20 Nov Geek of the Week, Nika
Growing up, I was always the “Big Girl”. I stood much taller than my classmates, oftentimes taller than my teachers, and because of that, I always accepted that I was larger than most. Going into middle school, I was told that being large was not desirable, but rather being small was. I did everything in my power to shrink myself, break myself down, and to learn to disappear. An eating disorder emerged at age 11. To spare you the gory details, it was something that I struggled with for 9 years. It’s what held me back from doing things I wanted to do, what made me doubt everything about myself, and ultimately, destroyed my happiness.
When I began college in Fall 2012, life decided to test me. Circumstantially, everything that could have gone wrong did. I needed an outlet. I needed an escape. At first, that escape became nutrition. I learned more and more about nutrition and it fascinated me, and motivated me to fuel myself properly, and ultimately to treat myself with love, by giving my body the most nutrient dense foods I could find. Soon after, I discovered lifting, and to this day I think it’s what saved me. When my life was chaotic and filled with obstacles, the gym was my one constant. It was the one place I found peace and the rest of the world didn’t matter, it was just me and the weight.
Though the gym was my escape, I still found myself fighting demons, and in 2014, I decided I wanted to take my life back, and I realized that I couldn’t do this alone, so I went to therapy. I wanted to live a life worth living, and not one controlled by numbers. I fought like hell to survive, and I did. Through recovery I learned more about myself than I ever thought possible. I learned to love every single part of myself, and I mean every part of myself. At first I started to love the good parts about myself, like my hair, my legs, my back, but most importantly my mind. Then I learned to love the not-so-desirable parts of me, like my acne, cellulite, and stretch marks.
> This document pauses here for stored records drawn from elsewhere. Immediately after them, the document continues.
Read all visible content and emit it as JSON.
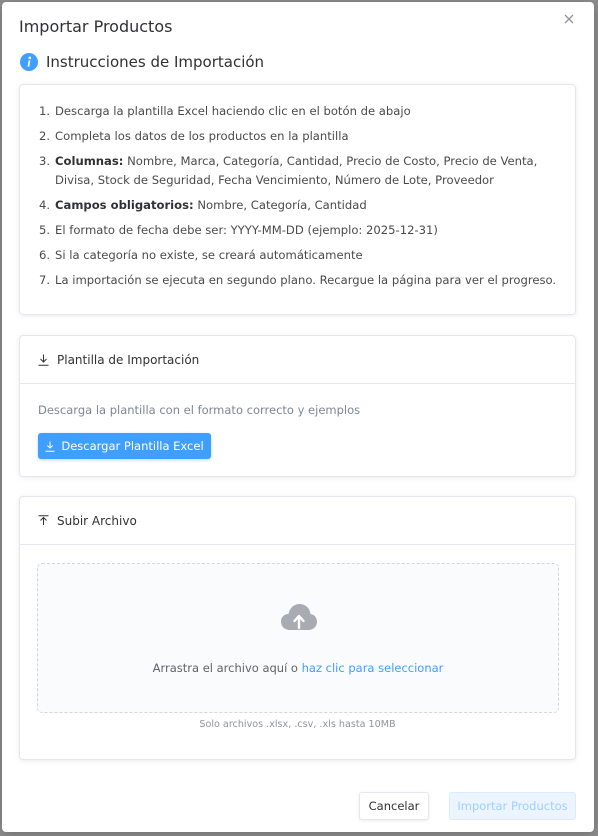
{
  "dialog": {
    "title": "Importar Productos",
    "close_icon": "close-icon"
  },
  "instructions": {
    "heading": "Instrucciones de Importación",
    "heading_icon": "info-icon",
    "items": [
      {
        "num": "1.",
        "label": "",
        "text": "Descarga la plantilla Excel haciendo clic en el botón de abajo"
      },
      {
        "num": "2.",
        "label": "",
        "text": "Completa los datos de los productos en la plantilla"
      },
      {
        "num": "3.",
        "label": "Columnas:",
        "text": " Nombre, Marca, Categoría, Cantidad, Precio de Costo, Precio de Venta, Divisa, Stock de Seguridad, Fecha Vencimiento, Número de Lote, Proveedor"
      },
      {
        "num": "4.",
        "label": "Campos obligatorios:",
        "text": " Nombre, Categoría, Cantidad"
      },
      {
        "num": "5.",
        "label": "",
        "text": "El formato de fecha debe ser: YYYY-MM-DD (ejemplo: 2025-12-31)"
      },
      {
        "num": "6.",
        "label": "",
        "text": "Si la categoría no existe, se creará automáticamente"
      },
      {
        "num": "7.",
        "label": "",
        "text": "La importación se ejecuta en segundo plano. Recargue la página para ver el progreso."
      }
    ]
  },
  "template": {
    "header": "Plantilla de Importación",
    "header_icon": "download-icon",
    "description": "Descarga la plantilla con el formato correcto y ejemplos",
    "button_label": "Descargar Plantilla Excel"
  },
  "upload": {
    "header": "Subir Archivo",
    "header_icon": "upload-icon",
    "drop_text": "Arrastra el archivo aquí o ",
    "drop_link": "haz clic para seleccionar",
    "drop_icon": "cloud-upload-icon",
    "tip": "Solo archivos .xlsx, .csv, .xls hasta 10MB"
  },
  "footer": {
    "cancel_label": "Cancelar",
    "import_label": "Importar Productos"
  },
  "colors": {
    "primary": "#409eff",
    "primary_disabled_bg": "#ecf5ff",
    "primary_disabled_text": "#a0cfff",
    "backdrop": "#8f8f8f"
  }
}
I love those because they are part of me. They are physical manifestations of my body telling the story of me. Once I learned to love BOTH the good and the bad, I began to love everything. I learned that I am not a body. I am not a number. I am not a size. I am a mind, a composition of failures, which together made a success.